§ **Task item**
Your task is to repeat the entries word for word while leaving out the pictures.

(Component data from apps and pages)
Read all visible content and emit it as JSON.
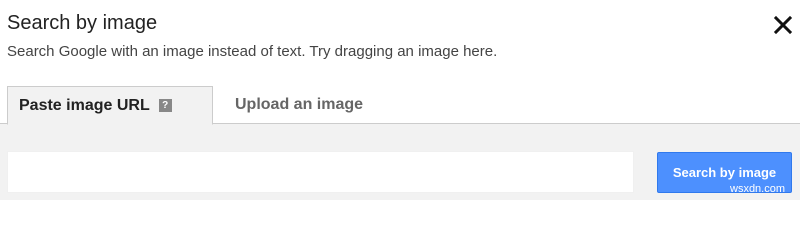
{
  "dialog": {
    "title": "Search by image",
    "subtitle": "Search Google with an image instead of text. Try dragging an image here.",
    "close_icon": "close-icon"
  },
  "tabs": [
    {
      "label": "Paste image URL",
      "active": true,
      "icon": "help-icon"
    },
    {
      "label": "Upload an image",
      "active": false
    }
  ],
  "paste_panel": {
    "url_value": "",
    "search_button_label": "Search by image"
  },
  "colors": {
    "button_blue": "#4d90fe",
    "panel_gray": "#f2f2f2",
    "tab_border": "#cccccc"
  },
  "watermark": "wsxdn.com"
}
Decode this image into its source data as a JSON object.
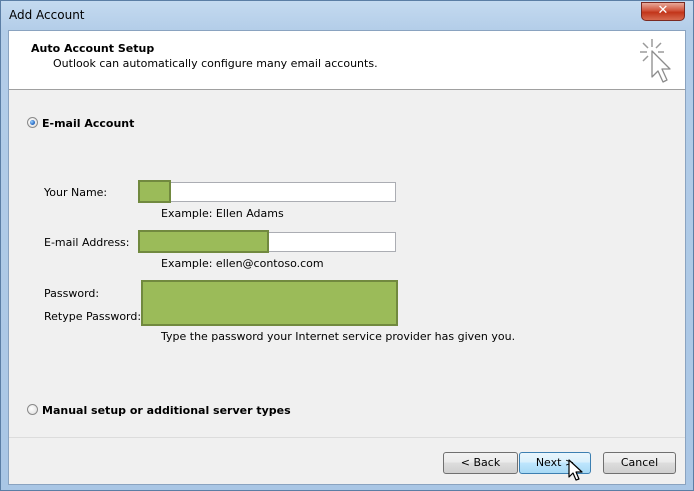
{
  "window": {
    "title": "Add Account",
    "close_glyph": "✕"
  },
  "header": {
    "title": "Auto Account Setup",
    "subtitle": "Outlook can automatically configure many email accounts.",
    "icon": "wizard-sparkle-cursor-icon"
  },
  "email_account_option": {
    "label": "E-mail Account",
    "selected": true
  },
  "fields": {
    "your_name": {
      "label": "Your Name:",
      "example": "Example: Ellen Adams",
      "value_redacted": true
    },
    "email": {
      "label": "E-mail Address:",
      "example": "Example: ellen@contoso.com",
      "value_redacted": true
    },
    "password": {
      "label": "Password:",
      "value_redacted": true
    },
    "retype_password": {
      "label": "Retype Password:",
      "value_redacted": true
    },
    "password_hint": "Type the password your Internet service provider has given you."
  },
  "manual_option": {
    "label": "Manual setup or additional server types",
    "selected": false
  },
  "buttons": {
    "back": "< Back",
    "next": "Next >",
    "cancel": "Cancel"
  },
  "colors": {
    "redaction_fill": "#9bbb59",
    "redaction_border": "#71893f",
    "close_button": "#c2351a"
  }
}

§ **Exercise output**
Read all visible content and emit it as JSON.
{
  "dialog": {
    "title": "Search by image",
    "subtitle": "Search Google with an image instead of text. Try dragging an image here.",
    "close_icon": "close-icon"
  },
  "tabs": [
    {
      "label": "Paste image URL",
      "active": true,
      "icon": "help-icon"
    },
    {
      "label": "Upload an image",
      "active": false
    }
  ],
  "paste_panel": {
    "url_value": "",
    "search_button_label": "Search by image"
  },
  "colors": {
    "button_blue": "#4d90fe",
    "panel_gray": "#f2f2f2",
    "tab_border": "#cccccc"
  },
  "watermark": "wsxdn.com"
}
Decode this image into its source data as a JSON object.
{
  "window": {
    "title": "Add Account",
    "close_glyph": "✕"
  },
  "header": {
    "title": "Auto Account Setup",
    "subtitle": "Outlook can automatically configure many email accounts.",
    "icon": "wizard-sparkle-cursor-icon"
  },
  "email_account_option": {
    "label": "E-mail Account",
    "selected": true
  },
  "fields": {
    "your_name": {
      "label": "Your Name:",
      "example": "Example: Ellen Adams",
      "value_redacted": true
    },
    "email": {
      "label": "E-mail Address:",
      "example": "Example: ellen@contoso.com",
      "value_redacted": true
    },
    "password": {
      "label": "Password:",
      "value_redacted": true
    },
    "retype_password": {
      "label": "Retype Password:",
      "value_redacted": true
    },
    "password_hint": "Type the password your Internet service provider has given you."
  },
  "manual_option": {
    "label": "Manual setup or additional server types",
    "selected": false
  },
  "buttons": {
    "back": "< Back",
    "next": "Next >",
    "cancel": "Cancel"
  },
  "colors": {
    "redaction_fill": "#9bbb59",
    "redaction_border": "#71893f",
    "close_button": "#c2351a"
  }
}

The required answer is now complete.